You can plan a trip like this all you like, but you still won’t know what to expect half of the time.
The terrain Gaven cycled between Cape Town and Cairo was as beautiful as it was diverse. One stretch he remembers particularly fondly was the Wild Coast, where he cycled on the beach for a week, crossing many river mouths and continually in a race against the tides.
The further north Gaven travelled into Africa, the more difficult, he says, the logistics of the trip became, and the ability to rely on support networks he was accustomed to in countries like South Africa and Mozambique.
“You can plan a trip like this all you like, but you still won’t know what to expect half of the time. There can be extreme weather like torrential rain, frustrating delays at border crossings, long unexpected detours – or you might even get ill and have to rest for a while. Remember, Africa is often very underdeveloped.”
One of the most fundamental challenges Gaven faced on his ride was the anxiety and apprehension associated with bicycle travel, which, he says, is momentous on its own. He recalls nervously arriving at border posts, where volatile political relationships between countries meant he could never be certain of entry – or even of the specific visa requirements for each state.
Gaven was also unfortunate enough to contract Malaria in the Gorongosa district of Mozambique, which put him out of action for two weeks.
“But Africa is also as amusing as it can be frightening: You might arrive at a border, only to find a broken boom and not a soul in sight.

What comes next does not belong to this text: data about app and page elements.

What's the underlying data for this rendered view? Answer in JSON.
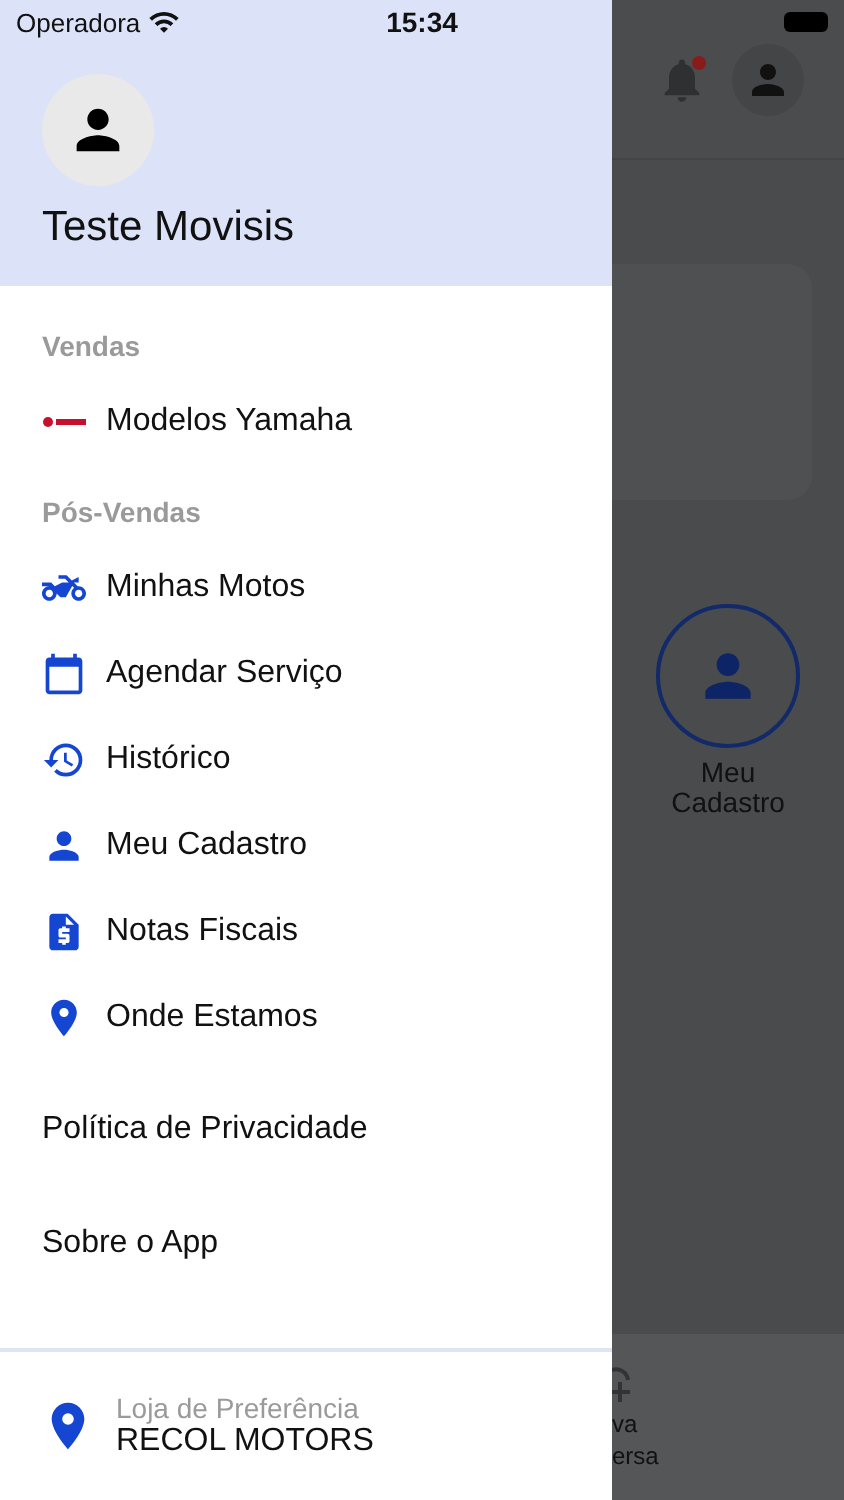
{
  "status_bar": {
    "carrier": "Operadora",
    "time": "15:34"
  },
  "drawer": {
    "user_name": "Teste Movisis",
    "sections": [
      {
        "title": "Vendas",
        "items": [
          {
            "label": "Modelos Yamaha",
            "kind": "brand"
          }
        ]
      },
      {
        "title": "Pós-Vendas",
        "items": [
          {
            "label": "Minhas Motos",
            "kind": "motorcycle"
          },
          {
            "label": "Agendar Serviço",
            "kind": "calendar"
          },
          {
            "label": "Histórico",
            "kind": "history"
          },
          {
            "label": "Meu Cadastro",
            "kind": "person"
          },
          {
            "label": "Notas Fiscais",
            "kind": "invoice"
          },
          {
            "label": "Onde Estamos",
            "kind": "pin"
          }
        ]
      }
    ],
    "links": [
      "Política de Privacidade",
      "Sobre o App"
    ],
    "footer": {
      "label": "Loja de Preferência",
      "store": "RECOL MOTORS"
    }
  },
  "background": {
    "shortcut": {
      "label": "Meu Cadastro"
    },
    "tab_label_lines": [
      "va",
      "ersa"
    ]
  }
}
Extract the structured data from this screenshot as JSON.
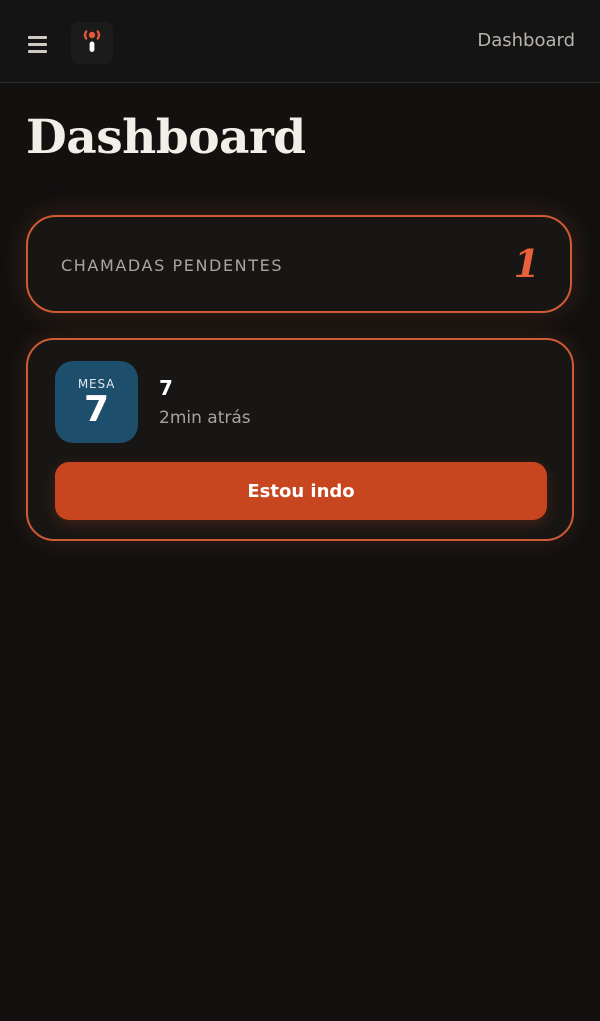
{
  "topbar": {
    "menu_icon": "hamburger-menu-icon",
    "logo_icon": "broadcast-call-icon",
    "title": "Dashboard"
  },
  "page": {
    "title": "Dashboard"
  },
  "pending": {
    "label": "CHAMADAS PENDENTES",
    "count": "1"
  },
  "calls": [
    {
      "table_label": "MESA",
      "table_number": "7",
      "title": "7",
      "time": "2min atrás",
      "action_label": "Estou indo"
    }
  ],
  "colors": {
    "background": "#121110",
    "accent": "#c8461f",
    "accent_border": "#cf5b35",
    "table_badge": "#1d4f6d"
  }
}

Sometimes corrupt officials tried to extort more money than I had on me. You have to deal with so many variables daily and soon learn to expect the unexpected,” he says.
Another unexpected turn of events came at the Kenyan border of Ethiopia where Gaven was denied entry and forced – if not to give up on his expedition entirely – to take a 900km detour to Marsabit. From there, he rode west to Lake Turkana in the Rift Valley of northern Kenya, which is the world's largest permanent desert lake.
“By this time I had run out of both food and water. I pitched my tent with a group of Turkana nomads who live in pockets along the lake. I was very grateful that they taught me how to dig for water. I was in proper survival mode and there was no communication between us aside from basic hand gestures. I nearly lost it completely there.”
Perhaps the most disappointing setback for Gaven was right near the end of his 10 038km journey when a group of men tried to attack him in the Sudanese town of Narus. He reported the incident to the police who, out of concern for his safety and possibly negative publicity, prohibited Gaven from cycling through South Sudan into Cairo the way he had originally planned.
Gaven was escorted in an armed vehicle back to Juba in South Sudan and told that his only option was to fly into Cairo. He was glad for the opportunity to at least ride a short section through the majestic city and humbled to receive the hero’s welcome he so much deserved upon his arrival. The 44-year-old can be sure of yet another warm reception at Cape Town’s V&A Waterfront where he expects to complete his 5 528km African trail run in April 2018.
SMS MCSA to 41006 and donate R25 to Missing Children South Africa in support of Gaven’s run.
On social media you can follow Gaven every step of the way:
Between fund-raising expeditions Gaven works as a life coach, assisting mainly executives to achieve holistic wellness through health and wellness practices. His methodologies incorporate diet, nutrition, exercise, psychology and the integration of lifestyle habits with proven success.
What’s in Gaven’s backpack?
With limited means to carry more than the bare essentials in his backpack, Gaven still needs to be prepared for any emergency on his unsupported African trail run.
He is carrying the following:
Source: The Intrepid Explorer